▸ Exercise brief
Please give back every entry in full, word for word, but none of the pictures.

[Stored data]
━━━

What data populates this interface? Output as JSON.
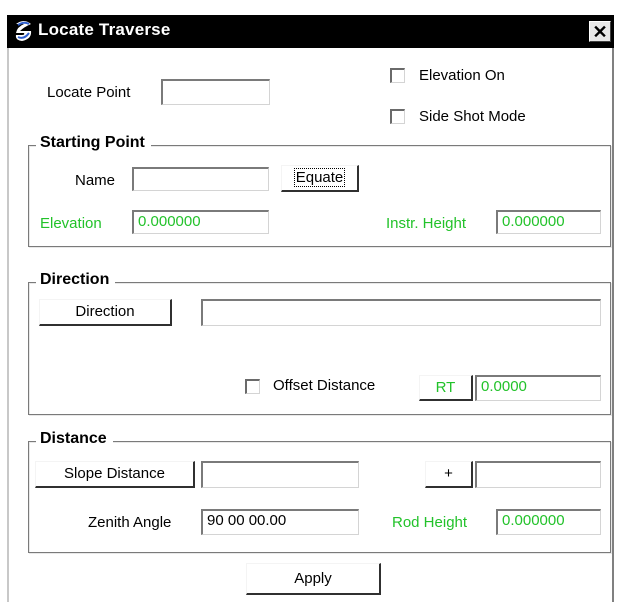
{
  "window": {
    "title": "Locate Traverse",
    "close_symbol": "✕"
  },
  "locate_point": {
    "label": "Locate Point",
    "value": ""
  },
  "options": {
    "elevation_on": {
      "label": "Elevation On",
      "checked": false
    },
    "side_shot_mode": {
      "label": "Side Shot Mode",
      "checked": false
    }
  },
  "starting_point": {
    "title": "Starting Point",
    "name_label": "Name",
    "name_value": "",
    "equate_label": "Equate",
    "elevation_label": "Elevation",
    "elevation_value": "0.000000",
    "instr_height_label": "Instr. Height",
    "instr_height_value": "0.000000"
  },
  "direction": {
    "title": "Direction",
    "direction_button": "Direction",
    "direction_value": "",
    "offset_label": "Offset Distance",
    "offset_checked": false,
    "side_button": "RT",
    "offset_value": "0.0000"
  },
  "distance": {
    "title": "Distance",
    "slope_button": "Slope Distance",
    "slope_value": "",
    "plus_button": "+",
    "plus_value": "",
    "zenith_label": "Zenith Angle",
    "zenith_value": "90 00 00.00",
    "rod_height_label": "Rod Height",
    "rod_height_value": "0.000000"
  },
  "apply_label": "Apply",
  "colors": {
    "accent_green": "#22c22a",
    "titlebar": "#000000"
  }
}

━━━

▸ Answer for the task
What data populates this interface? Output as JSON.
{
  "window": {
    "title": "Locate Traverse",
    "close_symbol": "✕"
  },
  "locate_point": {
    "label": "Locate Point",
    "value": ""
  },
  "options": {
    "elevation_on": {
      "label": "Elevation On",
      "checked": false
    },
    "side_shot_mode": {
      "label": "Side Shot Mode",
      "checked": false
    }
  },
  "starting_point": {
    "title": "Starting Point",
    "name_label": "Name",
    "name_value": "",
    "equate_label": "Equate",
    "elevation_label": "Elevation",
    "elevation_value": "0.000000",
    "instr_height_label": "Instr. Height",
    "instr_height_value": "0.000000"
  },
  "direction": {
    "title": "Direction",
    "direction_button": "Direction",
    "direction_value": "",
    "offset_label": "Offset Distance",
    "offset_checked": false,
    "side_button": "RT",
    "offset_value": "0.0000"
  },
  "distance": {
    "title": "Distance",
    "slope_button": "Slope Distance",
    "slope_value": "",
    "plus_button": "+",
    "plus_value": "",
    "zenith_label": "Zenith Angle",
    "zenith_value": "90 00 00.00",
    "rod_height_label": "Rod Height",
    "rod_height_value": "0.000000"
  },
  "apply_label": "Apply",
  "colors": {
    "accent_green": "#22c22a",
    "titlebar": "#000000"
  }
}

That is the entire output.